Artfonfa – what should we know? What do you do best? What sets you apart from others?
As an artist, I have really enjoyed working with different mediums like chalk pastels, oil, watercolor and acrylic paint, resin, and more. I’ve found my favorite to be acrylic painting. I also love to experiment on many surfaces like skateboards, shoes, clothing, and of course canvases. When I first began creating I was inspired by various underground music artists. The support I was getting from the underground community was really dope. I was not only connecting directly with the artists but also connecting with their supporters. After I started to establish my style, I began creating more pieces straight from my head and really was able to tap into my creative imagination. My style now is inspired by pop culture, nostalgia, bright colors, and movement. One of my closest friends I have known since high school and fellow artist, @slimkatyy, recommended pausing movies and music videos for inspiration. In my latest pieces, I have used this method and really found to love it.

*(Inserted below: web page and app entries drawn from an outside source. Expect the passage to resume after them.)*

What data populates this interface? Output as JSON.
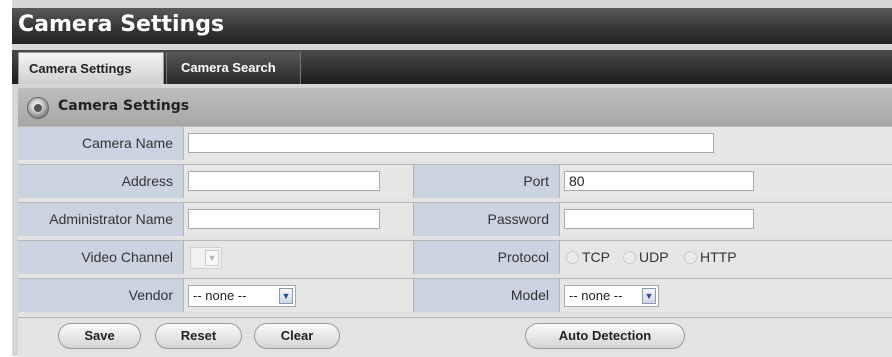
{
  "window": {
    "title": "Camera Settings"
  },
  "tabs": [
    {
      "label": "Camera Settings",
      "active": true
    },
    {
      "label": "Camera Search",
      "active": false
    }
  ],
  "section": {
    "title": "Camera Settings",
    "icon": "camera-icon"
  },
  "form": {
    "camera_name": {
      "label": "Camera Name",
      "value": ""
    },
    "address": {
      "label": "Address",
      "value": ""
    },
    "port": {
      "label": "Port",
      "value": "80"
    },
    "admin_name": {
      "label": "Administrator Name",
      "value": ""
    },
    "password": {
      "label": "Password",
      "value": ""
    },
    "video_channel": {
      "label": "Video Channel",
      "value": ""
    },
    "protocol": {
      "label": "Protocol",
      "options": [
        "TCP",
        "UDP",
        "HTTP"
      ]
    },
    "vendor": {
      "label": "Vendor",
      "value": "-- none --"
    },
    "model": {
      "label": "Model",
      "value": "-- none --"
    }
  },
  "buttons": {
    "save": "Save",
    "reset": "Reset",
    "clear": "Clear",
    "auto_detection": "Auto Detection"
  },
  "colors": {
    "label_cell_bg": "#ccd3e0",
    "title_bar": "#3c3c3c",
    "panel_bg": "#e3e3e3"
  }
}
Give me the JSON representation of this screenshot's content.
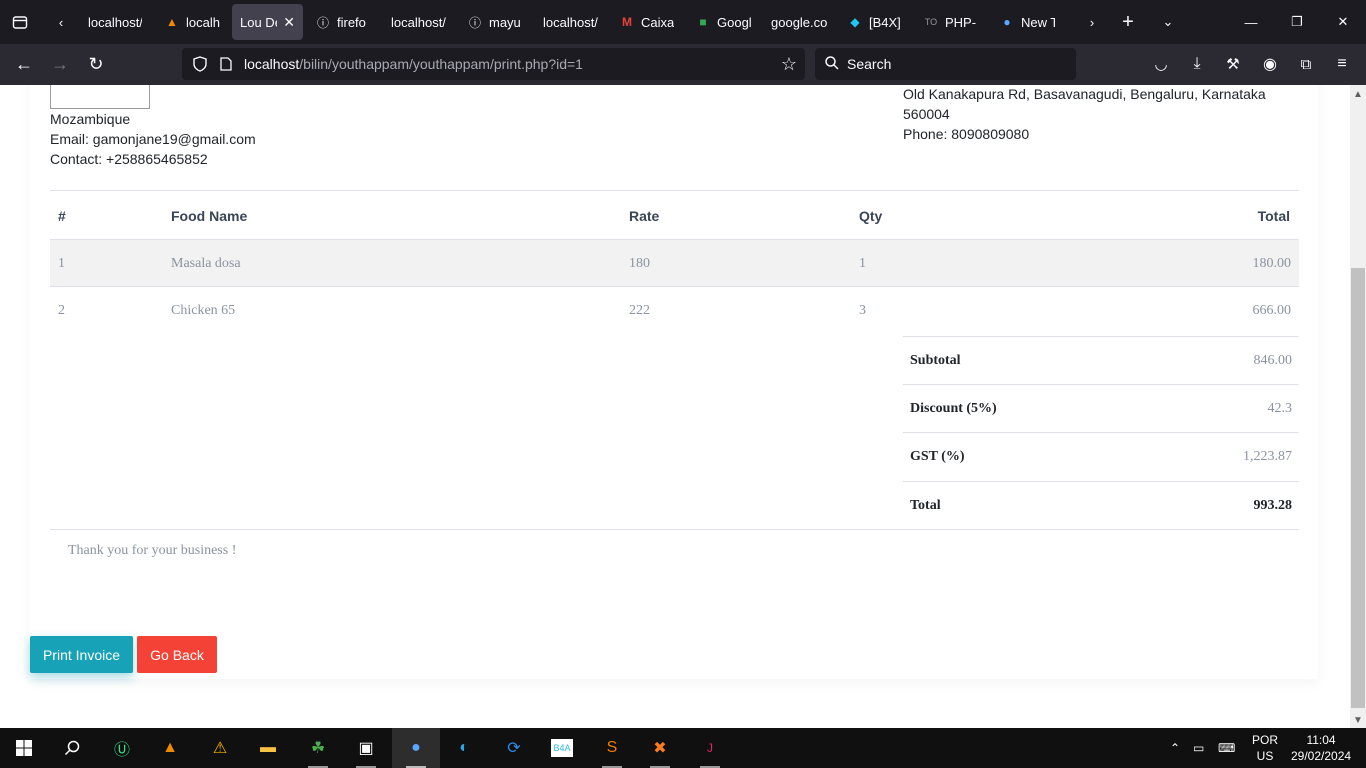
{
  "browser": {
    "tabs": [
      {
        "label": "localhost/",
        "icon": "page-icon"
      },
      {
        "label": "localh",
        "icon": "vlc-icon"
      },
      {
        "label": "Lou Del",
        "icon": "none",
        "active": true
      },
      {
        "label": "firefo",
        "icon": "info-icon"
      },
      {
        "label": "localhost/",
        "icon": "page-icon"
      },
      {
        "label": "mayu",
        "icon": "info-icon"
      },
      {
        "label": "localhost/",
        "icon": "page-icon"
      },
      {
        "label": "Caixa",
        "icon": "gmail-icon"
      },
      {
        "label": "Googl",
        "icon": "meet-icon"
      },
      {
        "label": "google.co",
        "icon": "page-icon"
      },
      {
        "label": "[B4X]",
        "icon": "b4x-icon"
      },
      {
        "label": "PHP-",
        "icon": "php-icon"
      },
      {
        "label": "New T",
        "icon": "firefox-icon"
      }
    ],
    "url_host": "localhost",
    "url_path": "/bilin/youthappam/youthappam/print.php?id=1",
    "search_placeholder": "Search"
  },
  "invoice": {
    "customer": {
      "country": "Mozambique",
      "email": "Email: gamonjane19@gmail.com",
      "contact": "Contact: +258865465852"
    },
    "restaurant": {
      "address_line1": "Old Kanakapura Rd, Basavanagudi, Bengaluru, Karnataka",
      "address_line2": "560004",
      "phone": "Phone: 8090809080"
    },
    "columns": {
      "num": "#",
      "food": "Food Name",
      "rate": "Rate",
      "qty": "Qty",
      "total": "Total"
    },
    "items": [
      {
        "num": "1",
        "food": "Masala dosa",
        "rate": "180",
        "qty": "1",
        "total": "180.00"
      },
      {
        "num": "2",
        "food": "Chicken 65",
        "rate": "222",
        "qty": "3",
        "total": "666.00"
      }
    ],
    "summary": {
      "subtotal_label": "Subtotal",
      "subtotal": "846.00",
      "discount_label": "Discount (5%)",
      "discount": "42.3",
      "gst_label": "GST (%)",
      "gst": "1,223.87",
      "total_label": "Total",
      "total": "993.28"
    },
    "thanks": "Thank you for your business !"
  },
  "actions": {
    "print": "Print Invoice",
    "back": "Go Back"
  },
  "taskbar": {
    "lang_top": "POR",
    "lang_bottom": "US",
    "time": "11:04",
    "date": "29/02/2024"
  },
  "colors": {
    "print_button": "#17a2b8",
    "back_button": "#f44336"
  }
}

As a curator, I have produced ten shows since 2018. I am extremely proud of the growth and support the shows have gotten over the past year and a half. I think what really makes the shows special is the people who participate and come to support. I feel so honored to be able to create a safe and welcoming space where you could show up by yourself and leave with a ton of friends and are inspired to create too. The shows started with showcasing around 15 artists with approximately 200 RSVPS. The most recent exhibition, All That 90s, incorporated over 60 artists, dozens of live performances showcasing performers with follower counts ranging from 1k-100k, and reached approximately 20,000 RSVPS. The next exhibition, ArtScare Before Christmas inspired by the legendary Tim Burton’s Nightmare Before Christmas, will be held on December 7th in Los Angeles. This special show will be a magical night filled with spooky holiday joy and THE place to purchase all the perfect handmade holiday gifts you could ever imagine. Learn more and RSVP for free at artscarebeforechristmas.eventbrite.com.
What is “success” or “successful” for you?
I feel blessed for the opportunities that have come my way, although I’m not sure if luck really exists or not. I do believe that hard works pays off in the end. I think about this when it comes to both creating and curating and how nothing happens overnight. When it came to creating art and establishing my style, it took hours and hours and days and years of practicing and dedicating time to perfecting the craft. As an artist, my style is still constantly changing and evolving. I believe practice and hard work is really what will make you successful, not luck.
I believe this goes for curating shows as well. When I first began curating I was up until 4am every night searching and looking for artists who would agree to be in the shows, organizing and diagraming, marketing and establishing a whole other business and more. Even with this last exhibition, All That 90s, I was absolutely thrilled and shocked by the amount of love and support it received. Various large platforms like DoLA, LA Art Party, and more were sharing and promoting the event. These extra marketing pushes helped tremendously, however I truly believe the continuous loyalty from the artists coming back each show and promoting, along with the immense amount of organization and dedication that is put into the shows, has played a huge role in its success.
- Website: artfonfa.com
- Email: firstname.lastname@example.org
- Instagram: instagram.com/artfonfa
- Facebook: facebook.com/artfonfa
- Twitter: twitter.com/artfonfa
- Other: instagram.com/artfonfaevents
Personal photo by Resilient Photography; The Grand Life LV, Alondra Mendez, Artfonfa, King Creeze, Filmdotorg